What causes snoring? There are many different causes for snoring, and treatment needs to be specific to the cause and the particular patient. The particular part of the airway that commonly causes snoring is full of various anatomical parts. There is the tongue, the tonsils, the soft palate, the uvula and surrounding throat tissue and muscles. Obstructed nasal airways, adenoids or deformities of the nose could be causing the problem. For maximum benefit, it is vital to determine exactly which part or parts are causing the snoring. A detailed analysis by an ENT specialist is crucial.
Snoring is caused by narrowing or obstruction of the airway. For diagnosis, we divide the airway into three "levels": level I (the nose), level II (the back of the mouth) and level III (the throat).
Level I (the nose) may be obstructed by:
- Deviated nasal septum
- Enlarged turbinates
Level II (the back of the mouth) may be obstructed by:
- Enlarged soft palate and/or uvula
- Enlarged tonsils
- Excessive tissue on the pharyngeal walls (the walls of the mouth)
Level III (the throat) may be obstructed by:
- Excessive throat tissue
- Enlarged tongue
- Enlarged lingual tonsils
- Enlarged epiglottis
- Excessive fat around the neck, "strangulating" the throat (obesity)
Snoring may result from one or a combination of some of the above causes. Snoring can be a very complicated process!
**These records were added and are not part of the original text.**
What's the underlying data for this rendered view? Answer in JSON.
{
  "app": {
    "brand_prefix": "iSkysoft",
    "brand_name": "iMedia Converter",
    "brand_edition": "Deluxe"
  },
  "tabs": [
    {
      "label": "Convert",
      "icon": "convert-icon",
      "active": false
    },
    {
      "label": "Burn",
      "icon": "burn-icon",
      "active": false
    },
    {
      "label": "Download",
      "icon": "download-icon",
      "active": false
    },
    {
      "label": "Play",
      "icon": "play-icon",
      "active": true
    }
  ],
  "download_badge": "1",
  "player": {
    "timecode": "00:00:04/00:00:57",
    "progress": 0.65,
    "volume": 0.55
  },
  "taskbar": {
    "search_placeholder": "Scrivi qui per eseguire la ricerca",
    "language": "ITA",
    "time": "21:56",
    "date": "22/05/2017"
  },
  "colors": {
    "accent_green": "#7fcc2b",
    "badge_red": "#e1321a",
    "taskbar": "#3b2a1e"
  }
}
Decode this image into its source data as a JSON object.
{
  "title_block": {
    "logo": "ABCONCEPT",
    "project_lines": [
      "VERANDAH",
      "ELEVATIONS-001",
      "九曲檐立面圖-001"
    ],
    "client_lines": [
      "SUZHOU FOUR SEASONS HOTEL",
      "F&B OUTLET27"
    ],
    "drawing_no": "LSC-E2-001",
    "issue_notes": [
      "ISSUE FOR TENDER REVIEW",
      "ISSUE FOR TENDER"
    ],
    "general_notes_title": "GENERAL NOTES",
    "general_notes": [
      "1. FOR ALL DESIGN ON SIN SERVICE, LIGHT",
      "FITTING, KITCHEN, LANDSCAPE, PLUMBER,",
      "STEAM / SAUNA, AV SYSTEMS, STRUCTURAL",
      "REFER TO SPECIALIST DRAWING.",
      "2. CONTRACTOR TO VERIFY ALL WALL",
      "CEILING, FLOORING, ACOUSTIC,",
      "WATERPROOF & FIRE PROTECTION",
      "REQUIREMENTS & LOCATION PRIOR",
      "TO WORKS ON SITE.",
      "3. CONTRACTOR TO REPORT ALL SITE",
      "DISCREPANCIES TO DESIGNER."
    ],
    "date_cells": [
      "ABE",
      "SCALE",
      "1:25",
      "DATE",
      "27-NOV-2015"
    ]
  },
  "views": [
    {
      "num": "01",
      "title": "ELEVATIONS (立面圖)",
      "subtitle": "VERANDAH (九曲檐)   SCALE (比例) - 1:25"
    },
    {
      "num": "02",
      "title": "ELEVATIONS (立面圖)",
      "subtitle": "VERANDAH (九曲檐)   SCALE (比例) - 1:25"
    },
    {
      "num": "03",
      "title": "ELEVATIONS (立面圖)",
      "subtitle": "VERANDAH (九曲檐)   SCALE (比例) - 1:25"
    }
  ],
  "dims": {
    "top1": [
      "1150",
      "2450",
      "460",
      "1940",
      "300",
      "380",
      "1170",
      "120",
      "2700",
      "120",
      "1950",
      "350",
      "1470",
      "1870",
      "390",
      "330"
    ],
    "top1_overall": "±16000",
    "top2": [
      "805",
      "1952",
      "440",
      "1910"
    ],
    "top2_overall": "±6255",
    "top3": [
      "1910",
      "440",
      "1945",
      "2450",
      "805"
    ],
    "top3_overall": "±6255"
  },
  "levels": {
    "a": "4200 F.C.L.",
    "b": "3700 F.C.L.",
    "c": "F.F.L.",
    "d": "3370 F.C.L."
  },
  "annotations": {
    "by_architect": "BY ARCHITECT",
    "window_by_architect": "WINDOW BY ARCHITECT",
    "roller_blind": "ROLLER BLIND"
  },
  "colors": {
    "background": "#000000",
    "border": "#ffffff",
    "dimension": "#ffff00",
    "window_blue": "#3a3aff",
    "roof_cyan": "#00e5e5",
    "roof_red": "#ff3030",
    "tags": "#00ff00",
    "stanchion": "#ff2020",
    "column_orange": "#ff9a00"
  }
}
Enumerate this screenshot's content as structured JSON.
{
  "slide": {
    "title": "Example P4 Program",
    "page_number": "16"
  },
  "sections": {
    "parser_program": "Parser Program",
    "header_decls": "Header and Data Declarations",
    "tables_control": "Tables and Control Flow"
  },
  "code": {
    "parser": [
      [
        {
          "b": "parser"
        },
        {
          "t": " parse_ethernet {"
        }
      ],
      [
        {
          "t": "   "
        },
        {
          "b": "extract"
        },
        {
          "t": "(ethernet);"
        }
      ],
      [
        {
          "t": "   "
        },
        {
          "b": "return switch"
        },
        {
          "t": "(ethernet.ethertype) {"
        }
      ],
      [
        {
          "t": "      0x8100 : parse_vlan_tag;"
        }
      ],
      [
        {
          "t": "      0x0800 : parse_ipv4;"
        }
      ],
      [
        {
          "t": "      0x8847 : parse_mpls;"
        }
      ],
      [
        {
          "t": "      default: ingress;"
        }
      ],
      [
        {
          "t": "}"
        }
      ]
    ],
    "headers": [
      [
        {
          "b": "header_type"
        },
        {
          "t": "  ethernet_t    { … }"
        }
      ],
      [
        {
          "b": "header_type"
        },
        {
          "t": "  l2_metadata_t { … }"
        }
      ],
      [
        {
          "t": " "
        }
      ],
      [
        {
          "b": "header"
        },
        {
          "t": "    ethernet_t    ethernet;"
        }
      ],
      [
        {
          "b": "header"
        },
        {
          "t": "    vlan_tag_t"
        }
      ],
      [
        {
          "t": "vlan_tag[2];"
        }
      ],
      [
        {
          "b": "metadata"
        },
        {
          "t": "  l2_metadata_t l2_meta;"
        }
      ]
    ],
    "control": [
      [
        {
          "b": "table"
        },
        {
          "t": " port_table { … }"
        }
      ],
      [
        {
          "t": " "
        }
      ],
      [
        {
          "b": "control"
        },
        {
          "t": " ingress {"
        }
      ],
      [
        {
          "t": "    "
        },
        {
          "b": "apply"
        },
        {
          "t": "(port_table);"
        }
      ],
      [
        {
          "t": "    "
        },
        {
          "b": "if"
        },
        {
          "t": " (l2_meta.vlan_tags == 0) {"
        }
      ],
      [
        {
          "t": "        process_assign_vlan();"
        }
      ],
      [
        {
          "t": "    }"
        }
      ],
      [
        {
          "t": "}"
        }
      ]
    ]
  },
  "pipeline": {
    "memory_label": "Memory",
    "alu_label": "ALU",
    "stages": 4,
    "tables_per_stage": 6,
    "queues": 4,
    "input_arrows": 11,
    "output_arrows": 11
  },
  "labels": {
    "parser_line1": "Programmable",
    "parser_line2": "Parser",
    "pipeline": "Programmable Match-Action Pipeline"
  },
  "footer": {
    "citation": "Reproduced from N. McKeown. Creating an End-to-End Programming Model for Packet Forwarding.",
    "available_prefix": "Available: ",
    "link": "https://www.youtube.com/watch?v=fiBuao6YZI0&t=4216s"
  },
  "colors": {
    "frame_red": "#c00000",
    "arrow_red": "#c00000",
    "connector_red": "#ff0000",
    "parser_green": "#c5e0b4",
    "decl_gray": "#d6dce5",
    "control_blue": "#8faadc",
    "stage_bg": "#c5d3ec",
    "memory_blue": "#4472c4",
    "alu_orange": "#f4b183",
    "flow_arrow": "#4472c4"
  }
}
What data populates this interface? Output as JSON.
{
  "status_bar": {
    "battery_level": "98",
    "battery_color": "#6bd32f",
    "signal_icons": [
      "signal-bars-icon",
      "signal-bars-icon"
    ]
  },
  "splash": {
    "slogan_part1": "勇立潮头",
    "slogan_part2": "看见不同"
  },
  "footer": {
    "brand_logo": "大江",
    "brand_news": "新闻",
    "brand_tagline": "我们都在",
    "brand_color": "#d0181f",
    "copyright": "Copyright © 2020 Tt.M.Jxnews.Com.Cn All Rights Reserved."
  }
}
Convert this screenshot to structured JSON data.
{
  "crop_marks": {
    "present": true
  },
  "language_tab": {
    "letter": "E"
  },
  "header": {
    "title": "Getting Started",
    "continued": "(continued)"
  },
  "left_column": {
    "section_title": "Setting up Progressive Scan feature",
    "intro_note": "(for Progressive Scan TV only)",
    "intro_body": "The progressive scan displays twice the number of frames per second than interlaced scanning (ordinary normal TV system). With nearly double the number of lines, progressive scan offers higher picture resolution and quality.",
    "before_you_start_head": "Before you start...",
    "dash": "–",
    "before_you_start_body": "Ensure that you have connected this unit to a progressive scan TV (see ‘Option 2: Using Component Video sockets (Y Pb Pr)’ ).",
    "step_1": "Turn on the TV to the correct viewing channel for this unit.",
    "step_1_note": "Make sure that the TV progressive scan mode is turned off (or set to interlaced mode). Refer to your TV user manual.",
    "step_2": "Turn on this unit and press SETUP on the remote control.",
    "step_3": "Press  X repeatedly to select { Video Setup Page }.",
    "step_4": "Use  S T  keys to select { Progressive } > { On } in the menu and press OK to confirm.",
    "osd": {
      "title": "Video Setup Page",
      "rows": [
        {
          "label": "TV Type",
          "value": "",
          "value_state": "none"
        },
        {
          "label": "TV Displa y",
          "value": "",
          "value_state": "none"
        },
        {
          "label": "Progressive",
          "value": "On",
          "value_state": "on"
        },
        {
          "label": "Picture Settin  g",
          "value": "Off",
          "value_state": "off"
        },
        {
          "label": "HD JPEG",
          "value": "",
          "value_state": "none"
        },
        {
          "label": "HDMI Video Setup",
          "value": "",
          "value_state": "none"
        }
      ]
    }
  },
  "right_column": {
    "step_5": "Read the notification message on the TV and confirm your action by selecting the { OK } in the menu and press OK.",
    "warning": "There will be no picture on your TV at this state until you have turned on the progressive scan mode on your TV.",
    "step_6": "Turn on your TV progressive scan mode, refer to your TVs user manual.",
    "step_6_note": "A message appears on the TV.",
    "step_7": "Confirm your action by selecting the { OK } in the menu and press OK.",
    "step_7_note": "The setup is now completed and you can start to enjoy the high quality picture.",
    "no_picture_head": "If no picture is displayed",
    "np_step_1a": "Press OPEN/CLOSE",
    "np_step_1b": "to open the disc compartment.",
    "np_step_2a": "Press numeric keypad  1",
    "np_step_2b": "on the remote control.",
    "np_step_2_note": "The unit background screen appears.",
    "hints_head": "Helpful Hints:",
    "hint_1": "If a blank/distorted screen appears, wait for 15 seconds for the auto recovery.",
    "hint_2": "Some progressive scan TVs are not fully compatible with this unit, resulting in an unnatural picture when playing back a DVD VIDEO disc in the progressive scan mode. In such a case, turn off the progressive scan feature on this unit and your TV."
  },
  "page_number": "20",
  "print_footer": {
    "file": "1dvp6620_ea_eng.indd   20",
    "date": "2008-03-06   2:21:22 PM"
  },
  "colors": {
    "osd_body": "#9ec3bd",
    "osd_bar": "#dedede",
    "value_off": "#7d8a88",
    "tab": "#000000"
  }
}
In addition, snoring due to any one level of obstruction or narrowing will cause a negative pressure, during inspiration (breathing in), on the other airway levels. Over an average of 8 hours' sleep a night, this constant "sucking in" and "stretching" of the soft tissues of the other airway levels will worsen the collapse of the airway over time. This means that snoring (if not treated) usually worsens as the snorer ages. Treatment of the problem at one of the airway levels may help to relieve the "sucking in" pressure on the other two levels of airway.